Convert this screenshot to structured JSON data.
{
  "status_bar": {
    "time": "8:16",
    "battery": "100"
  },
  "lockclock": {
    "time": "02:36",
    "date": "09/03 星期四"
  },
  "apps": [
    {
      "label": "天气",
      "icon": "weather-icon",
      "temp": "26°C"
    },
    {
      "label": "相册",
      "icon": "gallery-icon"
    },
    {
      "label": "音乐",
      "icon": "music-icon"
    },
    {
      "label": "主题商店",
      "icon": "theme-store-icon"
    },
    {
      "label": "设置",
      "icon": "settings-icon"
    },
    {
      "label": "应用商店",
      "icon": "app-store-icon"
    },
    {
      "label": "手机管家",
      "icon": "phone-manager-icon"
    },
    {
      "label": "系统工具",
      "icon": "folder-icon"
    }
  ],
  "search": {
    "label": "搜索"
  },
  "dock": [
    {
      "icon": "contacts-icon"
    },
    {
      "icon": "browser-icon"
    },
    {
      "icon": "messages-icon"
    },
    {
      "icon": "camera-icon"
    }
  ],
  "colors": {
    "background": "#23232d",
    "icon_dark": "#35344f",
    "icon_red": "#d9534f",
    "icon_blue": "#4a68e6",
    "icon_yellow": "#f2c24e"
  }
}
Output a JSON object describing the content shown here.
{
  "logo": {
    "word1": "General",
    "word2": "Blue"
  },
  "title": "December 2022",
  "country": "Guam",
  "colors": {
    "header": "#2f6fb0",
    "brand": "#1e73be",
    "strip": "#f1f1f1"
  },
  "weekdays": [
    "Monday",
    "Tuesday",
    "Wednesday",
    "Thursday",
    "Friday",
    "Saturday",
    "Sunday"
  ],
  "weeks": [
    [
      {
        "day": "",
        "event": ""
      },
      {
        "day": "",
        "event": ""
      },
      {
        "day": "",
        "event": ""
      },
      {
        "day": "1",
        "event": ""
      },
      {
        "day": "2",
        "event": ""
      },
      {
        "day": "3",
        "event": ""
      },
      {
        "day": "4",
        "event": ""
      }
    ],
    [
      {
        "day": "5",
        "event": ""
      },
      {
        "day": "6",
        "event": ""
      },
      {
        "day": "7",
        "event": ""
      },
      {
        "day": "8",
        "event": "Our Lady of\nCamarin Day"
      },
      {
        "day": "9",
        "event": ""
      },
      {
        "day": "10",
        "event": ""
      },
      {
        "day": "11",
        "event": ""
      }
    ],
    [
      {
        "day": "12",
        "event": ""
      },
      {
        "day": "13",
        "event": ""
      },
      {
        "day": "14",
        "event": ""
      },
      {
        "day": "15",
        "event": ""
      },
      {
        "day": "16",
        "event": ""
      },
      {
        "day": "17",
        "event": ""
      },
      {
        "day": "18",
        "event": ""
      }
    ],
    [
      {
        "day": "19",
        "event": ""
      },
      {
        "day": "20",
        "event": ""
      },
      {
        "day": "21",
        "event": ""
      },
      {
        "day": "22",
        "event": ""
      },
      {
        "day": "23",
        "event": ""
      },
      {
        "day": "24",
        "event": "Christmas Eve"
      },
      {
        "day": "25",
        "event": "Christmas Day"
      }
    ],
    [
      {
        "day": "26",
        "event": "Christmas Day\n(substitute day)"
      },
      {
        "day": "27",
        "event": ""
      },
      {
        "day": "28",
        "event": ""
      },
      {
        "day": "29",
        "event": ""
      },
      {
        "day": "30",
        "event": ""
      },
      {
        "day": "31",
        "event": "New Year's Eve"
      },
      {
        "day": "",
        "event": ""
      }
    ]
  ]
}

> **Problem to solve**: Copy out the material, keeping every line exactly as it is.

> **Answer area**:
Convert this screenshot to structured JSON data.
{
  "status_bar": {
    "time": "8:16",
    "battery": "100"
  },
  "lockclock": {
    "time": "02:36",
    "date": "09/03 星期四"
  },
  "apps": [
    {
      "label": "天气",
      "icon": "weather-icon",
      "temp": "26°C"
    },
    {
      "label": "相册",
      "icon": "gallery-icon"
    },
    {
      "label": "音乐",
      "icon": "music-icon"
    },
    {
      "label": "主题商店",
      "icon": "theme-store-icon"
    },
    {
      "label": "设置",
      "icon": "settings-icon"
    },
    {
      "label": "应用商店",
      "icon": "app-store-icon"
    },
    {
      "label": "手机管家",
      "icon": "phone-manager-icon"
    },
    {
      "label": "系统工具",
      "icon": "folder-icon"
    }
  ],
  "search": {
    "label": "搜索"
  },
  "dock": [
    {
      "icon": "contacts-icon"
    },
    {
      "icon": "browser-icon"
    },
    {
      "icon": "messages-icon"
    },
    {
      "icon": "camera-icon"
    }
  ],
  "colors": {
    "background": "#23232d",
    "icon_dark": "#35344f",
    "icon_red": "#d9534f",
    "icon_blue": "#4a68e6",
    "icon_yellow": "#f2c24e"
  }
}
Output a JSON object describing the content shown here.
{
  "logo": {
    "word1": "General",
    "word2": "Blue"
  },
  "title": "December 2022",
  "country": "Guam",
  "colors": {
    "header": "#2f6fb0",
    "brand": "#1e73be",
    "strip": "#f1f1f1"
  },
  "weekdays": [
    "Monday",
    "Tuesday",
    "Wednesday",
    "Thursday",
    "Friday",
    "Saturday",
    "Sunday"
  ],
  "weeks": [
    [
      {
        "day": "",
        "event": ""
      },
      {
        "day": "",
        "event": ""
      },
      {
        "day": "",
        "event": ""
      },
      {
        "day": "1",
        "event": ""
      },
      {
        "day": "2",
        "event": ""
      },
      {
        "day": "3",
        "event": ""
      },
      {
        "day": "4",
        "event": ""
      }
    ],
    [
      {
        "day": "5",
        "event": ""
      },
      {
        "day": "6",
        "event": ""
      },
      {
        "day": "7",
        "event": ""
      },
      {
        "day": "8",
        "event": "Our Lady of\nCamarin Day"
      },
      {
        "day": "9",
        "event": ""
      },
      {
        "day": "10",
        "event": ""
      },
      {
        "day": "11",
        "event": ""
      }
    ],
    [
      {
        "day": "12",
        "event": ""
      },
      {
        "day": "13",
        "event": ""
      },
      {
        "day": "14",
        "event": ""
      },
      {
        "day": "15",
        "event": ""
      },
      {
        "day": "16",
        "event": ""
      },
      {
        "day": "17",
        "event": ""
      },
      {
        "day": "18",
        "event": ""
      }
    ],
    [
      {
        "day": "19",
        "event": ""
      },
      {
        "day": "20",
        "event": ""
      },
      {
        "day": "21",
        "event": ""
      },
      {
        "day": "22",
        "event": ""
      },
      {
        "day": "23",
        "event": ""
      },
      {
        "day": "24",
        "event": "Christmas Eve"
      },
      {
        "day": "25",
        "event": "Christmas Day"
      }
    ],
    [
      {
        "day": "26",
        "event": "Christmas Day\n(substitute day)"
      },
      {
        "day": "27",
        "event": ""
      },
      {
        "day": "28",
        "event": ""
      },
      {
        "day": "29",
        "event": ""
      },
      {
        "day": "30",
        "event": ""
      },
      {
        "day": "31",
        "event": "New Year's Eve"
      },
      {
        "day": "",
        "event": ""
      }
    ]
  ]
}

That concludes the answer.